“We need money for building supplies,” Lefeng explained, “and we have no trade yet. I could go back on the trails, leather and furs sell well here. But that would take me from the city for too long.”
“Then day-labor is your best — possibly your only — option,” the grey-haired one confirmed. “Now that the wood has had time to dry, the city will be hiring many to do the work of repairing the roads. It will be hard work, but steady, and pays well. I’ll show you where to go for it?”
“That is good,” Lefeng said, and then let the topic drop. The grey-haired one had come for a reason, and Lefeng had hopes as to what it might be. Thankfully, the stranger didn’t wait to speak.
“I have been thinking all day on what you are doing here.” Lefeng bit back a cheer and glanced at Kolchais who had come to stand behind Chotaikytsai and was biting eir lip and trying to hold back a grin. “I know well my reputation, but while I have embraced my solitude, being alone has not been entirely my own choice. I would join this family you are creating, if you would have me.” The grey-haired one glanced around at the gathered group, but Lefeng wasn’t surprised when eir gaze was drawn to Chotaikytsai.
Lefeng held eir breath, waiting, and it seemed Paiokp was doing the same. Neither of them looked at Chotaikytsai.
Kolchais was not so restrained and whatever ey saw in their grandparent’s face made the hearth-fire flare-up — ey burst out laughing.
Worst thing ey could do. The grey-haired one mostly kept eir face blank but Lefeng saw the slight wince ey couldn’t control. Lefeng didn’t know how to save the situation. Kolchais started gasped words through the laughter. “I told eir… A dozen times… I…. told eir and… ey… didn’t believe me.”
The hidden wince changed to open confusion and Lefeng sighed in relief. Perhaps ey should have trusted the city-folk more. “I do not understand,” the stranger grated out.
Kolchais was still laughing too hard to be fully coherent and Paiokp had once again withdrawn to an unaccustomed silence. Lefeng was surprised at how hard it was to speak, how heavy eir tongue was in eir mouth. But someone needed to say something. “Of course you don’t.” Ey nudged Kolchais. “Stop it. Even I know better than that!”
“After you left earlier,” Lefeng said, speaking past a lump in eir throat. Why? Ey should be happy… “We,” ey gestured to eirself and Paiokp, “got to witness the hundredth cycle of an argument. That stubborn-one has been sure you were interested in courting the once-weaver. And our parent-to-be has been sure you were too much of loner to ever court anyone.”
Kolchais finally got control of eirself and stood, nudging Lefeng in turn and tapping Paiokp on the shoulder. Lefeng nodded heavily and stood. “The spouses – or spouse in this case,” Kolchais said, ” accepts the courtship. We had our say earlier, anyway. Come on, you two.”

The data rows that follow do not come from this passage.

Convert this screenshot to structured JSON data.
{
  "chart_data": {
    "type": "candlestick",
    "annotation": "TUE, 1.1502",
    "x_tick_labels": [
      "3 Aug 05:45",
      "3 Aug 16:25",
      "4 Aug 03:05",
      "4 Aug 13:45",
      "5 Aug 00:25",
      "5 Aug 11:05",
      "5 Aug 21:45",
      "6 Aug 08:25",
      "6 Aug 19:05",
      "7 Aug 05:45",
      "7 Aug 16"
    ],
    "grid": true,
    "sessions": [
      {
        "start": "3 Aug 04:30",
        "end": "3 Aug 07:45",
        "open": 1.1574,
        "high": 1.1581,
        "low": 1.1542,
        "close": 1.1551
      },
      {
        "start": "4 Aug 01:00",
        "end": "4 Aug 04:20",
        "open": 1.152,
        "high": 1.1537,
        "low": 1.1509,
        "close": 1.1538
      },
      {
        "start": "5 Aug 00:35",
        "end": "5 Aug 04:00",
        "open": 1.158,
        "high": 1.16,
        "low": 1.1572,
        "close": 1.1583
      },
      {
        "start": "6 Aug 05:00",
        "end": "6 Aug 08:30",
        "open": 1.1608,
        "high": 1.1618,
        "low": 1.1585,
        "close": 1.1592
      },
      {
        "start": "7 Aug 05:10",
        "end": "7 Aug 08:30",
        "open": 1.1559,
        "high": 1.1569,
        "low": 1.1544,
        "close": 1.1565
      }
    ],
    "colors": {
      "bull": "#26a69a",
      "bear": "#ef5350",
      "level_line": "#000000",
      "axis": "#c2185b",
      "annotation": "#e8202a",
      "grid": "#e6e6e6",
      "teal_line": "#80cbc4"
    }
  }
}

Kolchais and Paiokp rounded up Chestef and headed toward the sleeping shed. Good, it was time for Chestef to sleep.
But Lefeng was unable to make emself follow them. Instead, ey moved off a short distance and looked through the charred scraps for a piece that might be worth carving. Far enough that ey wouldn’t be intruding, but close enough ey could still hear.

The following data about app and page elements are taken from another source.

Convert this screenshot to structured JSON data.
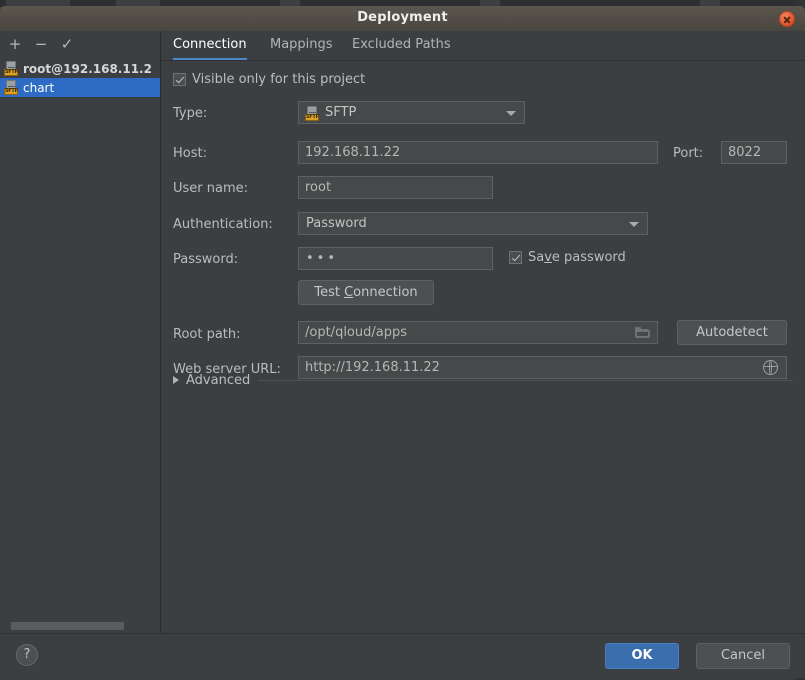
{
  "window": {
    "title": "Deployment",
    "close_icon": "close-icon"
  },
  "sidebar": {
    "toolbar": [
      {
        "name": "add-server-button",
        "glyph": "+"
      },
      {
        "name": "remove-server-button",
        "glyph": "−"
      },
      {
        "name": "use-as-default-button",
        "glyph": "✓"
      }
    ],
    "items": [
      {
        "label": "root@192.168.11.2",
        "icon": "sftp-icon",
        "icon_text": "SFTP",
        "selected": false
      },
      {
        "label": "chart",
        "icon": "sftp-icon",
        "icon_text": "SFTP",
        "selected": true
      }
    ]
  },
  "main": {
    "tabs": [
      {
        "label": "Connection",
        "active": true
      },
      {
        "label": "Mappings",
        "active": false
      },
      {
        "label": "Excluded Paths",
        "active": false
      }
    ],
    "visible_only_checkbox": {
      "label": "Visible only for this project",
      "checked": true
    },
    "fields": {
      "type_label": "Type:",
      "type_value": "SFTP",
      "type_icon_text": "SFTP",
      "host_label": "Host:",
      "host_value": "192.168.11.22",
      "port_label": "Port:",
      "port_value": "8022",
      "username_label": "User name:",
      "username_value": "root",
      "auth_label": "Authentication:",
      "auth_value": "Password",
      "password_label": "Password:",
      "password_value": "•••",
      "save_password_label_pre": "Sa",
      "save_password_label_mnemonic": "v",
      "save_password_label_post": "e password",
      "save_password_checked": true,
      "test_connection_pre": "Test ",
      "test_connection_mnemonic": "C",
      "test_connection_post": "onnection",
      "root_path_label": "Root path:",
      "root_path_value": "/opt/qloud/apps",
      "root_path_browse_icon": "folder-icon",
      "autodetect_label": "Autodetect",
      "web_server_url_label": "Web server URL:",
      "web_server_url_value": "http://192.168.11.22",
      "web_server_url_icon": "globe-icon"
    },
    "advanced_label": "Advanced"
  },
  "footer": {
    "help_label": "?",
    "ok_label": "OK",
    "cancel_label": "Cancel"
  },
  "colors": {
    "accent_blue": "#4a88c7",
    "selection_blue": "#2d6bc4",
    "ok_button_blue": "#3b6eaf",
    "panel_bg": "#3c3f41",
    "field_bg": "#45494a",
    "sftp_tag_yellow": "#d9a227",
    "close_red": "#e0562c"
  }
}
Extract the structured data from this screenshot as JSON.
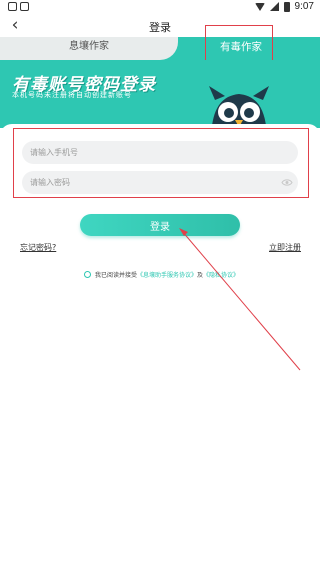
{
  "status_bar": {
    "time": "9:07"
  },
  "nav": {
    "title": "登录"
  },
  "tabs": [
    {
      "label": "息壤作家",
      "active": false
    },
    {
      "label": "有毒作家",
      "active": true
    }
  ],
  "banner": {
    "title": "有毒账号密码登录",
    "subtitle": "本机号码未注册将自动创建新账号"
  },
  "form": {
    "phone_placeholder": "请输入手机号",
    "password_placeholder": "请输入密码",
    "login_label": "登录"
  },
  "links": {
    "forgot": "忘记密码?",
    "register": "立即注册"
  },
  "agreement": {
    "prefix": "我已阅读并接受",
    "service_link": "《息壤助手服务协议》",
    "and": "及",
    "privacy_link": "《隐私协议》"
  },
  "colors": {
    "accent": "#2ec7b2",
    "annotation": "#e0404a"
  }
}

Ey had to know.
“So,” the grey-hair said, “You thought I could not be interested, hm? Did you also think I was a dead? Even trees twine their roots together, though they stand apart.”
“Are you a tree? I see no leaves.” Chotaikytsai’s voice was full of humor and Lefeng was glad of it. The grandparent needed someone to play with.
“No? But here is my lustrous bark and my limbs dance in the wind.” Lefeng couldn’t help glancing over eir shoulder at that — the stranger had raised eir hands over eir head and was waving them around. Ey and Chotaikytsai laughed together.
“I don’t know anything about being part of a family. And tides know how I’ll manage as a grandparent when I have never known children. But I will do my best by this family. And I have been alone long enough.”
Lefeng heard Chotaikytsai accept, and then the whole world blurred.